* _WORK ITEM_
All of the data, except its images, should be set down exactly as it appears.

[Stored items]
== == ==
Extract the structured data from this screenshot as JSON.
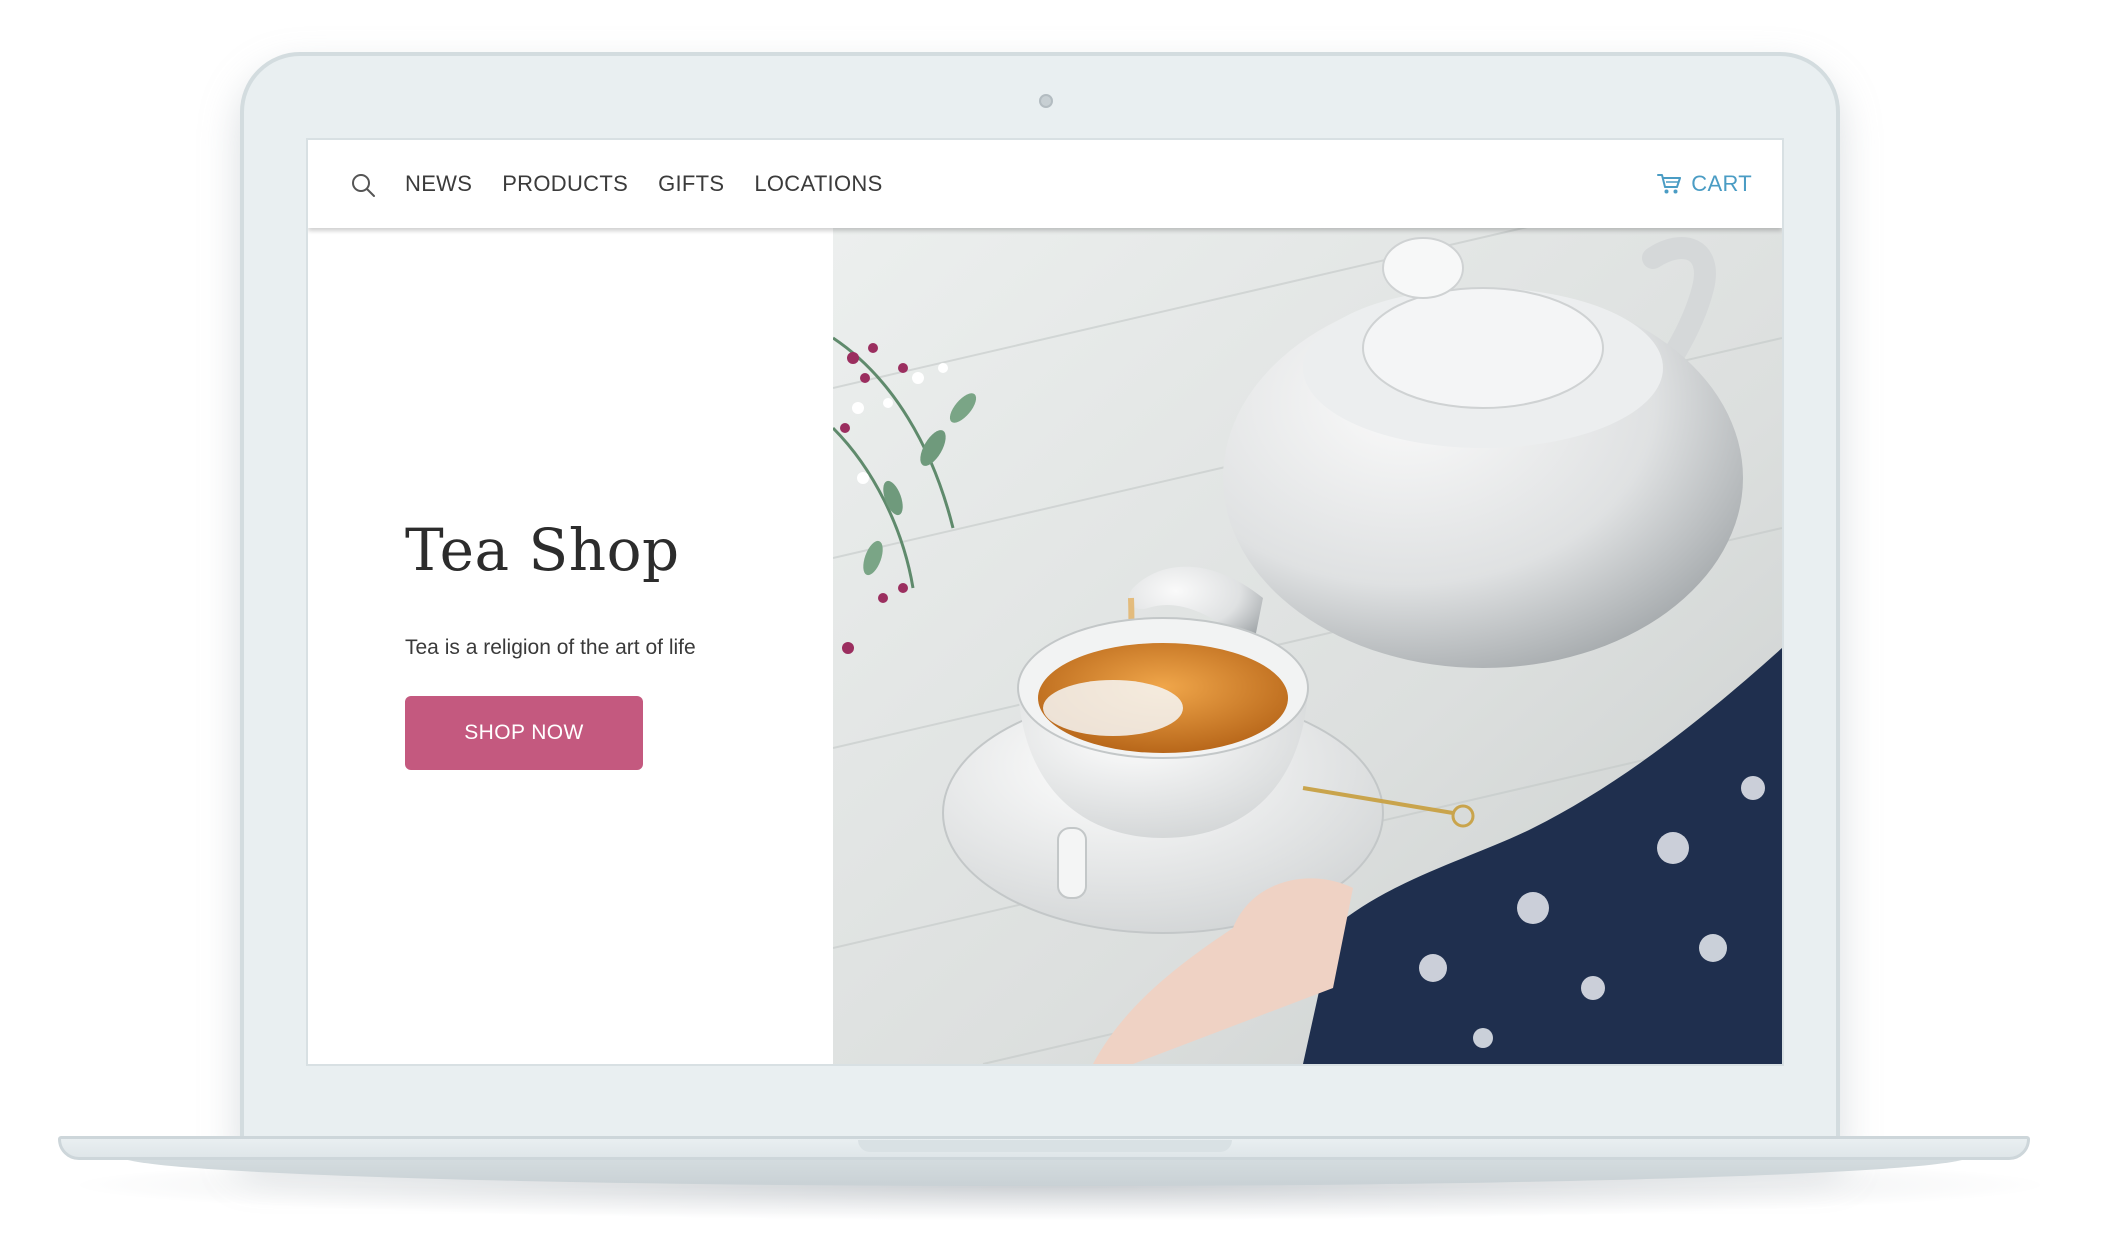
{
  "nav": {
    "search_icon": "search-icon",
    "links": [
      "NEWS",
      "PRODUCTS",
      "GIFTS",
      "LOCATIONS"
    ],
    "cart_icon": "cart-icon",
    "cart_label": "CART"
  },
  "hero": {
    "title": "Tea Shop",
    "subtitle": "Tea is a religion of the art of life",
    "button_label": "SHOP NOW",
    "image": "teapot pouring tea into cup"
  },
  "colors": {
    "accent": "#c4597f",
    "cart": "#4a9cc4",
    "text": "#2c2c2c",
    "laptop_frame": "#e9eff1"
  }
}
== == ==
* _ANSWER SECTION_
Extract the structured data from this screenshot as JSON.
{
  "nav": {
    "search_icon": "search-icon",
    "links": [
      "NEWS",
      "PRODUCTS",
      "GIFTS",
      "LOCATIONS"
    ],
    "cart_icon": "cart-icon",
    "cart_label": "CART"
  },
  "hero": {
    "title": "Tea Shop",
    "subtitle": "Tea is a religion of the art of life",
    "button_label": "SHOP NOW",
    "image": "teapot pouring tea into cup"
  },
  "colors": {
    "accent": "#c4597f",
    "cart": "#4a9cc4",
    "text": "#2c2c2c",
    "laptop_frame": "#e9eff1"
  }
}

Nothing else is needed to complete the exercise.